Inasmuch as we have determined that the trial court's findings are sustained except as to the "home place" and the evidence is full and complete with respect thereto, no good reason appears why the case should be tried again. By [152 Cal. App. 2d 712] California Constitution, article VI, section 4 3/4, and Code of Civil Procedure, section 956a, this court may make findings of fact contrary, or in addition, to those made by the trial court based on evidence adduced before the trial court (Bacon v. Bacon, 21 Cal. App. 2d 540, 547 [69 P.2d 884]) and in accordance with the authority thus given us it is ordered:
That finding Number XI, subparagraph (5), be amended to read as follows:
"(5) As to the property described under Parcel 6 in said paragraph XV of the Second Amended and Supplemental Complaint, the Court finds that said property consisted of 2.8986 acres and that said property was placed in the names of Paul J. Guerin and Alma P. Guerin, husband and wife as joint tenants, on the 29th day of November, 1949; finds that said property was in truth and in fact the joint tenancy property and not the community property of the parties, and that it was intended by the decedent Paul J. Guerin that the same be owned and held in joint tenancy; finds that upon the death of Paul J. Guerin, the defendant Alma P. Guerin became the owner of said property; finds that defendant Alma P. Guerin sold said property subsequent to the death of said Paul J. Guerin; finds that defendant Alma P. Guerin received the sum of $22,000 as consideration for said sale and that plaintiff as Executor of said estate is not entitled to any part of said sum."

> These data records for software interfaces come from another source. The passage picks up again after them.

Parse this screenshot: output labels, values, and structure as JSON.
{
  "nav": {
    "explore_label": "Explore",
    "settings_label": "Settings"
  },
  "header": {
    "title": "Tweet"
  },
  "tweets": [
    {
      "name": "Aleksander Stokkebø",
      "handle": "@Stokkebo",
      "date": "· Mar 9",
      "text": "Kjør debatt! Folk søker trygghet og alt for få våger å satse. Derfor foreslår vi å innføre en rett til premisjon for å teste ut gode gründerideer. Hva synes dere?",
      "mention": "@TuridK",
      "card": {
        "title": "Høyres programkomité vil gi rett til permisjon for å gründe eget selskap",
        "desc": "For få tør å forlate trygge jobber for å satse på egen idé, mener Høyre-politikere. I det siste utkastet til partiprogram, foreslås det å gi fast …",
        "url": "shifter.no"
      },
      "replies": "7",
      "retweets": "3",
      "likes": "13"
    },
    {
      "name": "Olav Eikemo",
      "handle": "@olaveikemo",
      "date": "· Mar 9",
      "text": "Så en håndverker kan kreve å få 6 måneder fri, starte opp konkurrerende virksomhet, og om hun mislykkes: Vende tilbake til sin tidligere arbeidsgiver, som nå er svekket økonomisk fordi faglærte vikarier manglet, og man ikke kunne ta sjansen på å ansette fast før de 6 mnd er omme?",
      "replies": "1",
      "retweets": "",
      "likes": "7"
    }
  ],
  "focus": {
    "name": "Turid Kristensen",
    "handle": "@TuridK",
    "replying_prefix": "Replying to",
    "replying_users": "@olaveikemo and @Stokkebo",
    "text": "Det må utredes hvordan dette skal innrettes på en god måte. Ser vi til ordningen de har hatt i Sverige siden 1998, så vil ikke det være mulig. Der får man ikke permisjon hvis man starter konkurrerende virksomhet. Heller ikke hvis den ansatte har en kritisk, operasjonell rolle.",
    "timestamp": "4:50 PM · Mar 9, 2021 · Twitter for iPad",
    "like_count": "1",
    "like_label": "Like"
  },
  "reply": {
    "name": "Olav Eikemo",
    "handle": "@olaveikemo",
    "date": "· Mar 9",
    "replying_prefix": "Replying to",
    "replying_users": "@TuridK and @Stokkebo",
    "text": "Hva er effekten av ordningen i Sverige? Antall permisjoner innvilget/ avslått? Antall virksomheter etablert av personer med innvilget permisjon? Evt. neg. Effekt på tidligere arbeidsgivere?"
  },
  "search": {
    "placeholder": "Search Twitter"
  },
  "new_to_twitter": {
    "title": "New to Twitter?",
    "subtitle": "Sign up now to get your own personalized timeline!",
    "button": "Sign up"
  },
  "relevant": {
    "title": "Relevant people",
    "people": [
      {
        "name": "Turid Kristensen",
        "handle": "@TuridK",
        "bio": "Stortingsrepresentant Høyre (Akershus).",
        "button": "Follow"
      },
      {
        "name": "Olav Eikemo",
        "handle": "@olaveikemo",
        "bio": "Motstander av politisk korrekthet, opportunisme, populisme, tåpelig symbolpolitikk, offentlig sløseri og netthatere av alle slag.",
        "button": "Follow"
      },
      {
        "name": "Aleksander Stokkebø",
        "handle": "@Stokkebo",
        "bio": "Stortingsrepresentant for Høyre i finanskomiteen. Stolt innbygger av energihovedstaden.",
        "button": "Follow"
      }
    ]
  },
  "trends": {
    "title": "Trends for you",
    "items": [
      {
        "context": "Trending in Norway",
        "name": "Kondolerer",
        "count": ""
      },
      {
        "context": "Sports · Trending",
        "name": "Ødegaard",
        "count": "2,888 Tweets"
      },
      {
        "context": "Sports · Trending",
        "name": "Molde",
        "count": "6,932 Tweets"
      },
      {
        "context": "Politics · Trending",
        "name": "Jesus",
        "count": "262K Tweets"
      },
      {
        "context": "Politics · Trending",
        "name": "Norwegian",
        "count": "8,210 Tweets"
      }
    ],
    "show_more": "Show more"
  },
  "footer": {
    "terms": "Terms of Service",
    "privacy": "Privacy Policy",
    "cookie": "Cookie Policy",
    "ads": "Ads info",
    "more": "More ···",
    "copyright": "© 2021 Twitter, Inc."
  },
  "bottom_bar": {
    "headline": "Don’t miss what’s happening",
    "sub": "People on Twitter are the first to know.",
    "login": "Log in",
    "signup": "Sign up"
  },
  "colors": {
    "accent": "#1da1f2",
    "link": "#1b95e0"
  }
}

It is further ordered that the conclusions of law be amended as follows:
That conclusion I be amended by adding thereto the following: "except the property referred to in paragraph XI sub-paragraph (5) of the findings herein."
That conclusion III be amended by striking therefrom the words: "Sales price of certain real property standing in the name of Paul J. Guerin and Alma P. Guerin, husband and wife as joint tenants, $22,000.00." That said conclusion be amended by striking therefrom the word: "Total" and the figure: "$173,462.56" and that the figure: "$86,731.28" be stricken and in lieu thereof there inserted the figure: "$75,731.28."
That conclusion IV be amended by striking therefrom the figure: "$86,731.28" and by inserting in lieu thereof the figure: "$75,731.28" and that said conclusion be amended by striking therefrom the figure: "$102,342.89" and by inserting in lieu thereof the figure: "$89,362.91." [152 Cal. App. 2d 713]
That the judgment entered herein be modified by adding to paragraph (1) thereof, the following: "and the sum of $22,000 derived by the sale of certain real property owned by Paul J. Guerin and Alma P. Guerin, as joint tenants." That said judgment be modified by striking from paragraph (2) (a) thereof, the figure: "$86,731.28" and inserting in lieu thereof, the figure: "$75,731.28" and by striking from said paragraph, the figure: "$102,342.89" and inserting in lieu thereof, the figure: "$89,362.91" and as so modified, is affirmed, the combined taxable costs on appeal of the appellant and of the respondent shall be apportioned in such manner that appellant shall bear 75 per cent of such combined costs and respondent 25 per cent thereof.
Moore, P. J., and Fox, J., concurred.
FN *. Assigned by Chairman of Judicial Council.